School could use some ground cover advice

rutgers1(6NJ)June 21, 2008

I set out with my elementary school students to solve an erosion and eyesore problem at our school in the fall. There is an area of the property under trees that won't grow grass, and it really looks dull/boring/tired. Unfortunately, the winter came and we put it on the back burner. I would like to start thinking ahead to this fall and even start preparing the ground over the summer. Here are the photos:

I was wondering you you all thought that filling this area with pachysandra would look good AND be successful in stopping some of this somewhat sandy soil from running down the slight incline. I also was wondering if you thought that I might be able to plant some bulbs in this groundcover on the periphery where it gets sunlight. I thought it would be neat if we had bulbs growing through it every spring. If anyone has pictures of a garden with bulbs growing through a similar groundcover, that would be great!

Thank you so much for your help!!!!!!!!!!!!!!

Thank you for reporting this comment. Undo

I see a problem with pachy because of foot traffic, stems are brittle, because kids as well as adults like taking shortcuts and I beleive vinca would hold up a bit better although invasive if not controlled. You might want to look into woody plants like euonynous fortunei varieties, more expensive but I doubt would be trampled like groundcover.

    Bookmark   June 22, 2008 at 7:28AM
Thank you for reporting this comment. Undo
msbumble(z6 NJ)

If you plan to plant groundcover around a narrower footpath, vinca would do quite well. You can't kill the stuff. With a few taller shade plants here and there you could have quite a pretty little path. Sometimes tree surgeons give away wood chips, which you could use for the foot path (but be careful - some chips are so large and coarse as to be unusable - check first!) And you shouldn't need to buy pachysandra or vinca - it's easy to find for free. When you're ready for it, post a request with your location in NJ. Good luck with your project. MsB
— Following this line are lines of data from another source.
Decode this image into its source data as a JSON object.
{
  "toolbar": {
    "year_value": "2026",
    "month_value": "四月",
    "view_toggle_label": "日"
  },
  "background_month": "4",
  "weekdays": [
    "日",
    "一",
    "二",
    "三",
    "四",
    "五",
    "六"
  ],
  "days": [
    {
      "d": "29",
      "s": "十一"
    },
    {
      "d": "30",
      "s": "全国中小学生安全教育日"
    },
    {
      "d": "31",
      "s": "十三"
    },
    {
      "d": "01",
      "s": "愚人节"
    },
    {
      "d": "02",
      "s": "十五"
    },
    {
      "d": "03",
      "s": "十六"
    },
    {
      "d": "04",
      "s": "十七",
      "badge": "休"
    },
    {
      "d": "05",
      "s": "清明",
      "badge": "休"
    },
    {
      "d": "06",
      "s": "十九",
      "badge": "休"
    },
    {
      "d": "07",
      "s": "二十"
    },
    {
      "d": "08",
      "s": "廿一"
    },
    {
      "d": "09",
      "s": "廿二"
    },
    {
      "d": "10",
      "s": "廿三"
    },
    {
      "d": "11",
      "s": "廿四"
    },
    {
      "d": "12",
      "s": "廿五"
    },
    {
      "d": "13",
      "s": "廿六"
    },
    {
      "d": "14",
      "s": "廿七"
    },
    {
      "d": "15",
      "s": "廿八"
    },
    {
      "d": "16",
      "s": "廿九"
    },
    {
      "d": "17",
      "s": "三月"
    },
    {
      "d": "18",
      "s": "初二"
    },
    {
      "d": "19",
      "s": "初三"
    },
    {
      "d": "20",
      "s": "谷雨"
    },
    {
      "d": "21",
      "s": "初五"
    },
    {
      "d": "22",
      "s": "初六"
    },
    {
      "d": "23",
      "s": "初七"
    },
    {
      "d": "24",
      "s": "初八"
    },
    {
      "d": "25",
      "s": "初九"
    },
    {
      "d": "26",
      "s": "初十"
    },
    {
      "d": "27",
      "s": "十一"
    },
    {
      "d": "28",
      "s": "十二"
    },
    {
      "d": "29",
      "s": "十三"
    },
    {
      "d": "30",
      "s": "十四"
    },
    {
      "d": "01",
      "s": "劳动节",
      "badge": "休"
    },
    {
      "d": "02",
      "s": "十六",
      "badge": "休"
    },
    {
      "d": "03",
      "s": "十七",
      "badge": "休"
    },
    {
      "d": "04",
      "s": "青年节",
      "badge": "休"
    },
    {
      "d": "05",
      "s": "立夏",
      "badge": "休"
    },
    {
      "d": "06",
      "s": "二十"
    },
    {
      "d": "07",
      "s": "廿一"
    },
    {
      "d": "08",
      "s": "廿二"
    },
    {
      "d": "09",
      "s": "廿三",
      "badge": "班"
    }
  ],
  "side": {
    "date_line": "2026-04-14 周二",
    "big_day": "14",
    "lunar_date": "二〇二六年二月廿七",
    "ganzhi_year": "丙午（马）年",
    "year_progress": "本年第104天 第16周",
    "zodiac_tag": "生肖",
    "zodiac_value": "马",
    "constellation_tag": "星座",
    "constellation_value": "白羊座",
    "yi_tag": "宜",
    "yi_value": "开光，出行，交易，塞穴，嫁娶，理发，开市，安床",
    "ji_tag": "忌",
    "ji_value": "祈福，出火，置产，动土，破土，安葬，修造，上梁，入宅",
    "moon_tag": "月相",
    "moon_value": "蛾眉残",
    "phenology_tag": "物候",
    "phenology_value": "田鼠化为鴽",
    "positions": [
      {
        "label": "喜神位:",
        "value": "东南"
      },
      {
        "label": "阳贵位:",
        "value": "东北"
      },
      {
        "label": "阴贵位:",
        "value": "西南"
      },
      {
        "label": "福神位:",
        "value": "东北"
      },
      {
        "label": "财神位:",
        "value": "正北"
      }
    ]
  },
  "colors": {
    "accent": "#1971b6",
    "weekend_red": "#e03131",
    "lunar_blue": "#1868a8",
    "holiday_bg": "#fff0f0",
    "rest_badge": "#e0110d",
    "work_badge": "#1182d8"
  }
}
    Bookmark   July 18, 2008 at 3:24PM
Sign Up to comment
More Discussions
Replacing groundcover
What (preferably flowering) groundcover would stay...
replacing sod with Dwarf Jasmine
My septic mound is currently covered with Dwarf Jasmine...
Walnut Shell as ground cover alternative
does anyone have any experience of crushed walnut shells...
Clover in place of grass
(Cross posted from drought) Can anyone tell me if these...
at a loss on good ground cover...
I would like a ground cover to fill in the rest of...
People viewed this after searching for:
© 2015 Houzz Inc. Houzz® The new way to design your home™